[EXCERPTED RECORDS — start]

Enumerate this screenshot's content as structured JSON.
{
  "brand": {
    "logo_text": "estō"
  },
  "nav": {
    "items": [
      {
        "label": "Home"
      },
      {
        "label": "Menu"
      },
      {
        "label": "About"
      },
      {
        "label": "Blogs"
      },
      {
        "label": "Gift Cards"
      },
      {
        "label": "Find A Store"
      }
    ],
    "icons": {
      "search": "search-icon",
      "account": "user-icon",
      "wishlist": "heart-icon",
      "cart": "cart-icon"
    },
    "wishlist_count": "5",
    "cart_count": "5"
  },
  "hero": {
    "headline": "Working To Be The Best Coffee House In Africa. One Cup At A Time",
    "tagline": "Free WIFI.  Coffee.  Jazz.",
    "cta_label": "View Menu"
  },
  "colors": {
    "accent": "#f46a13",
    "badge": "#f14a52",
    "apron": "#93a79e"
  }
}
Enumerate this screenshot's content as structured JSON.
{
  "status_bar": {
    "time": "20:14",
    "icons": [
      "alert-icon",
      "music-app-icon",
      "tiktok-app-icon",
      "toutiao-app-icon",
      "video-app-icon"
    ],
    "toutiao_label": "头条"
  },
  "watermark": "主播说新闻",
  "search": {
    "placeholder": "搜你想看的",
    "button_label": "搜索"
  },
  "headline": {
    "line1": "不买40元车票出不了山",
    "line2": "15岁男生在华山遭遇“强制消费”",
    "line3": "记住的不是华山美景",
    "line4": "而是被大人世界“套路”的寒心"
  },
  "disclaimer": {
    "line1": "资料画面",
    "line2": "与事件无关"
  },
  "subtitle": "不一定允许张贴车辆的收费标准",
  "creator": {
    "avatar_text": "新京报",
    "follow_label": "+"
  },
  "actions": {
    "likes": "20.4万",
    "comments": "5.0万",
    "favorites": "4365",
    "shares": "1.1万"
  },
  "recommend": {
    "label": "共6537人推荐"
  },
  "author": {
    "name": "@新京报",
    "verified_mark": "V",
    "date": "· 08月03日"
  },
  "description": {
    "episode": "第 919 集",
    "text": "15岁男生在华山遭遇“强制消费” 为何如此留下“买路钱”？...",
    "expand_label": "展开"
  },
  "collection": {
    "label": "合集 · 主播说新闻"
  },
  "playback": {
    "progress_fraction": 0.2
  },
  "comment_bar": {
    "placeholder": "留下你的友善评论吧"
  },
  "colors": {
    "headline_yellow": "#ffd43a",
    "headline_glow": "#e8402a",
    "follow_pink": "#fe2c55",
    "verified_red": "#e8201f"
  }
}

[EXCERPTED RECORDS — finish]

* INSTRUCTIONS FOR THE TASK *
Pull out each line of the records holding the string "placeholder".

* TASK SOLUTION *
    "placeholder": "搜你想看的",
    "placeholder": "留下你的友善评论吧"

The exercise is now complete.